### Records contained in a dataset
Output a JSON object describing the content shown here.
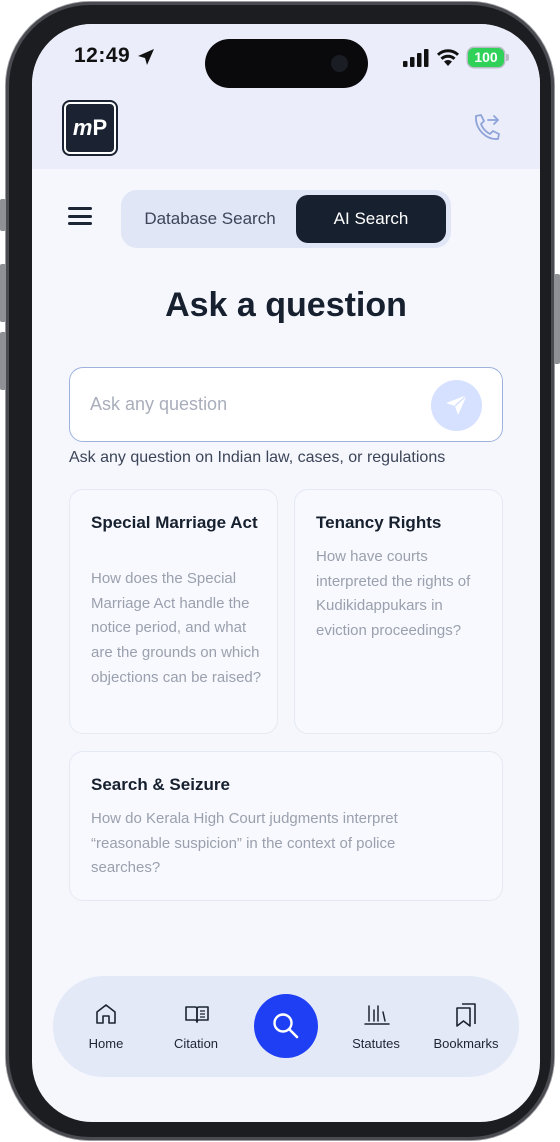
{
  "status_bar": {
    "time": "12:49",
    "battery": "100"
  },
  "header": {
    "logo_text": "mP",
    "icons": [
      "location-arrow-icon",
      "signal-icon",
      "wifi-icon",
      "phone-forward-icon",
      "menu-icon"
    ]
  },
  "segments": {
    "database_label": "Database Search",
    "ai_label": "AI Search",
    "active": "AI Search"
  },
  "main": {
    "title": "Ask a question",
    "search_placeholder": "Ask any question",
    "hint": "Ask any question on Indian law, cases, or regulations"
  },
  "cards": [
    {
      "title": "Special Marriage Act",
      "body": "How does the Special Marriage Act handle the notice period, and what are the grounds on which objections can be raised?"
    },
    {
      "title": "Tenancy Rights",
      "body": "How have courts interpreted the rights of Kudikidappukars in eviction proceedings?"
    },
    {
      "title": "Search & Seizure",
      "body": "How do Kerala High Court judgments interpret “reasonable suspicion” in the context of police searches?"
    }
  ],
  "nav": {
    "home": "Home",
    "citation": "Citation",
    "statutes": "Statutes",
    "bookmarks": "Bookmarks"
  },
  "colors": {
    "accent_blue": "#1f3ff5",
    "dark_navy": "#17202e",
    "battery_green": "#2fd158"
  }
}
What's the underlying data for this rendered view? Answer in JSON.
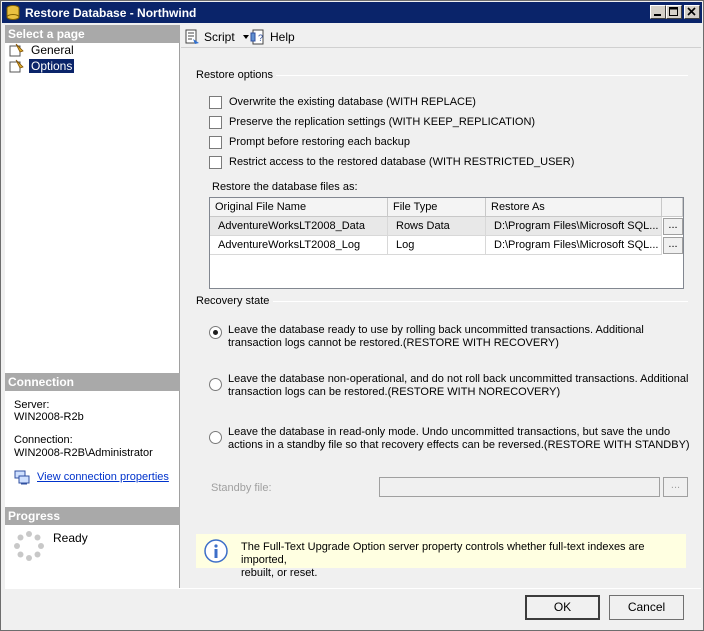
{
  "window": {
    "title": "Restore Database - Northwind"
  },
  "left_panel": {
    "select_page_header": "Select a page",
    "pages": [
      {
        "label": "General",
        "icon": "page-icon"
      },
      {
        "label": "Options",
        "icon": "page-icon",
        "selected": true
      }
    ],
    "connection_header": "Connection",
    "server_label": "Server:",
    "server_value": "WIN2008-R2b",
    "connection_label": "Connection:",
    "connection_value": "WIN2008-R2B\\Administrator",
    "view_connection_link": "View connection properties",
    "progress_header": "Progress",
    "progress_status": "Ready"
  },
  "toolbar": {
    "script_label": "Script",
    "help_label": "Help"
  },
  "restore_options": {
    "group_label": "Restore options",
    "checkboxes": [
      {
        "label": "Overwrite the existing database (WITH REPLACE)",
        "checked": false
      },
      {
        "label": "Preserve the replication settings (WITH KEEP_REPLICATION)",
        "checked": false
      },
      {
        "label": "Prompt before restoring each backup",
        "checked": false
      },
      {
        "label": "Restrict access to the restored database (WITH RESTRICTED_USER)",
        "checked": false
      }
    ],
    "files_label": "Restore the database files as:",
    "grid_columns": [
      "Original File Name",
      "File Type",
      "Restore As"
    ],
    "grid_rows": [
      {
        "original": "AdventureWorksLT2008_Data",
        "type": "Rows Data",
        "restore_as": "D:\\Program Files\\Microsoft SQL...",
        "button": "..."
      },
      {
        "original": "AdventureWorksLT2008_Log",
        "type": "Log",
        "restore_as": "D:\\Program Files\\Microsoft SQL...",
        "button": "..."
      }
    ]
  },
  "recovery_state": {
    "group_label": "Recovery state",
    "options": [
      {
        "line1": "Leave the database ready to use by rolling back uncommitted transactions. Additional",
        "line2": "transaction logs cannot be restored.(RESTORE WITH RECOVERY)",
        "selected": true
      },
      {
        "line1": "Leave the database non-operational, and do not roll back uncommitted transactions. Additional",
        "line2": "transaction logs can be restored.(RESTORE WITH NORECOVERY)",
        "selected": false
      },
      {
        "line1": "Leave the database in read-only mode. Undo uncommitted transactions, but save the undo",
        "line2": "actions in a standby file so that recovery effects can be reversed.(RESTORE WITH STANDBY)",
        "selected": false
      }
    ],
    "standby_label": "Standby file:",
    "standby_value": "",
    "standby_button": "..."
  },
  "notice": {
    "line1": "The Full-Text Upgrade Option server property controls whether full-text indexes are imported,",
    "line2": "rebuilt, or reset."
  },
  "buttons": {
    "ok": "OK",
    "cancel": "Cancel"
  }
}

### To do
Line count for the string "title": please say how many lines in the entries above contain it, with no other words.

### Task answer
5